In 2022 alone, an estimated 752,000 acres of fallow land will represent nearly 10% of California’s irrigated land examined by researchers. Producers also faced extra energy costs due to the need to pump water. The survey is based on the “water” year, October through September.
California’s so-called advanced water rights are helping protect Colorado River dependent farmers from severe water disruptions.
But as the basin, which supplies water to 40 million people from Denver to Los Angeles, is battling a major drought, states have been ordered by the U.S. government to develop plans to conserve water. . Federal officials are also considering measures that would allow regulation to be mandated.
“There is pressure to cut,” Medellín Azuala said in a telephone interview. In Southern California and Arizona, looming agricultural water restrictions are of particular concern, as growing lettuce and other vegetables relies heavily on the entire country during the winter months.
Studies show that at least 70% of the irrigated land in the Colorado River Basin is used to grow livestock feed, and drought is already driving up prices for such crops.
The report’s findings were not all grim. The statewide economic impact on farm income has been “substantially mitigated” by measures such as increased groundwater pumping, crop switching, water trading and insurance payments.
—Researchers estimate first crop income losses of $1.3 billion in 2021 and $1.7 billion in 2022, with the Central Valley accounting for the largest share.
— vines and vegetables were the main sources of revenue loss.
— Shortages of crops such as tomatoes and rice hit food processors.
—Surface water supplies declined by nearly 43% in the Central Valley between 2021 and 2022.
—California collectively “lost more than a year of rainfall” in the 2020-2022 period.

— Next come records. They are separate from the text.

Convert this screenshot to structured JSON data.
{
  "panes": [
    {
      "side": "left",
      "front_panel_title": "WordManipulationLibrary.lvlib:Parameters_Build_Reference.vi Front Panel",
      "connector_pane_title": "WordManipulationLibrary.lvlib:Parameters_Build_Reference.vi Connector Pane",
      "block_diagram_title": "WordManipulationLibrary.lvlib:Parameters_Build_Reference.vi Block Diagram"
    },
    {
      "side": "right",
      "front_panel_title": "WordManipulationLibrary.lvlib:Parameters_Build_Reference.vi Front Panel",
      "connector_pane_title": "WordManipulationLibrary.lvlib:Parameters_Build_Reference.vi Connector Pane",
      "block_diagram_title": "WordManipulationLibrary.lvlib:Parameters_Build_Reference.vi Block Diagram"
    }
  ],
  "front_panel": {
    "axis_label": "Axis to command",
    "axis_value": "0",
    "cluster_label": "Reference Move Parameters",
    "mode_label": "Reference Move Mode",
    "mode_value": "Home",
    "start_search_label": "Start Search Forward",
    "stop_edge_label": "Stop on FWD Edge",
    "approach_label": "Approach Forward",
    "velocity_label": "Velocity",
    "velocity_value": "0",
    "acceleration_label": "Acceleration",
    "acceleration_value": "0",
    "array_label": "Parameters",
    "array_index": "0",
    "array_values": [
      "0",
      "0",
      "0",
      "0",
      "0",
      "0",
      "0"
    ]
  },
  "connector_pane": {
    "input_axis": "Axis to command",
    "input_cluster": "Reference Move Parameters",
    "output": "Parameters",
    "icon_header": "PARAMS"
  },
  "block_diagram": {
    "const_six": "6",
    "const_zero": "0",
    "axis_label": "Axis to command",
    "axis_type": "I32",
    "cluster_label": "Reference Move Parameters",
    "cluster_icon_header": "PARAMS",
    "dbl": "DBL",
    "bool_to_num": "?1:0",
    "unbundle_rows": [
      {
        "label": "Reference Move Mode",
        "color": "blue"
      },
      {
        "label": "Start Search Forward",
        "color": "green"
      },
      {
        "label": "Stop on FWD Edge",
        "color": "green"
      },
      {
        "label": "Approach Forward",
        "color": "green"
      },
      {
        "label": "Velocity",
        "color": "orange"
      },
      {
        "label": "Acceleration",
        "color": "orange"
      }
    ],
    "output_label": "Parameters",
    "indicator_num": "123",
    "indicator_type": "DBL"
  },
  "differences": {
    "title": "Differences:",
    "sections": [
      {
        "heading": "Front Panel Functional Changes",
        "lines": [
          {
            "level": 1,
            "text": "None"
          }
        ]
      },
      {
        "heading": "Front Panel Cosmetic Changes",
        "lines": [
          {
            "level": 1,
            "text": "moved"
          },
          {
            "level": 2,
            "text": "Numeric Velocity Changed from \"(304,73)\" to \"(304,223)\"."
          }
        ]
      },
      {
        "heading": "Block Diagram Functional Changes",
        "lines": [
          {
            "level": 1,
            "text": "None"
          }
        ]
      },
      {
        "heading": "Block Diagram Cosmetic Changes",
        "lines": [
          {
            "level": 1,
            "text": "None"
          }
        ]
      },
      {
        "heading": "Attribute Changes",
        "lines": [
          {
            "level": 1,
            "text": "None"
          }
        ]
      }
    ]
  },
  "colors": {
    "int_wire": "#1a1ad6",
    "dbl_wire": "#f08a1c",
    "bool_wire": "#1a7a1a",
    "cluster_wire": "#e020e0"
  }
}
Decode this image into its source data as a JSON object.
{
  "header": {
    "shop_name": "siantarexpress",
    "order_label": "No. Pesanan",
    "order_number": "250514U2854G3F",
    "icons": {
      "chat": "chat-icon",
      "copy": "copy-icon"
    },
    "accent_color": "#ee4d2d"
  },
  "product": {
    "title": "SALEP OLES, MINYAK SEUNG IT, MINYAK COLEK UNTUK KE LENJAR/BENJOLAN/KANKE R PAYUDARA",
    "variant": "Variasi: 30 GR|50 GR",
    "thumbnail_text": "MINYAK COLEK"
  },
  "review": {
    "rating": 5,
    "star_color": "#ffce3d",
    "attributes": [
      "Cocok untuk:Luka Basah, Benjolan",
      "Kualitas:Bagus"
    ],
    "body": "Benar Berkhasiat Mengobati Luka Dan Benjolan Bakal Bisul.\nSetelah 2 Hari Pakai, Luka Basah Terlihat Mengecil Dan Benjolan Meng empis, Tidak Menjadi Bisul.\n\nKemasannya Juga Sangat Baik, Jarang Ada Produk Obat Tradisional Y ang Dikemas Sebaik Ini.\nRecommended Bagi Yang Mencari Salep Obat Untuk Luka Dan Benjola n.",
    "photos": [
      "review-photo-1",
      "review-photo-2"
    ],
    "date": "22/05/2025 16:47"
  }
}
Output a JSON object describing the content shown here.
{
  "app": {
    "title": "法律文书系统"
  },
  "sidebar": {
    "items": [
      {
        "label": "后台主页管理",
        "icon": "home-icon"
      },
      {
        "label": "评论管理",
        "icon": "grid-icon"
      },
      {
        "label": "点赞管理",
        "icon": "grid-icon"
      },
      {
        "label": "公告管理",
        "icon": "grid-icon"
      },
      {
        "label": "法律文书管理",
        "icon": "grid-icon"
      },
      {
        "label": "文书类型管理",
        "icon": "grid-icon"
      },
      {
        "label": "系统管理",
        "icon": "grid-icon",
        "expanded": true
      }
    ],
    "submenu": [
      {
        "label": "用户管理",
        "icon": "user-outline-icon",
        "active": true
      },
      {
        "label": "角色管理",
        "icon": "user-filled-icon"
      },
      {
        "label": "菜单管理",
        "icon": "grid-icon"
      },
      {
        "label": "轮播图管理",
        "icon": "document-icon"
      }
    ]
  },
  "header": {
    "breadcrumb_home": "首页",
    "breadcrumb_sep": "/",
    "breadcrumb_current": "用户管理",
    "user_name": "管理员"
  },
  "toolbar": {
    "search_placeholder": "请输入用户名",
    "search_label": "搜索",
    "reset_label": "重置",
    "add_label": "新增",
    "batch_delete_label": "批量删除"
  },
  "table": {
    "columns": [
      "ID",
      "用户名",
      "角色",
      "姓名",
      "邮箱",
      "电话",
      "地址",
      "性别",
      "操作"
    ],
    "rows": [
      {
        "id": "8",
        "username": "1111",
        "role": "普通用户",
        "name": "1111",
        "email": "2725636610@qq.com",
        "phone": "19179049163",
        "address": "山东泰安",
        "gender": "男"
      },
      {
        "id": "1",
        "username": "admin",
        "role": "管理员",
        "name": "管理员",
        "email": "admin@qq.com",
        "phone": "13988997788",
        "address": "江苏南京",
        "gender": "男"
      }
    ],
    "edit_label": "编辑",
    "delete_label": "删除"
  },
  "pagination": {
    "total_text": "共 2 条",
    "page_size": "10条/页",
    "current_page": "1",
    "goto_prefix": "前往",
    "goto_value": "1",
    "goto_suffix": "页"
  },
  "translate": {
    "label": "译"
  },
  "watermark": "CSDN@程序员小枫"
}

— Temperatures will be 3 degrees Fahrenheit (1.7 degrees Celsius) warmer than the 20th century average from 2020 to 2022, helping to reduce snow cover.
https://www.dailynews.com/2022/11/23/california-farms-face-3-billion-loss-from-historic-drought/ California farms face $3 billion in losses from historic drought – Daily News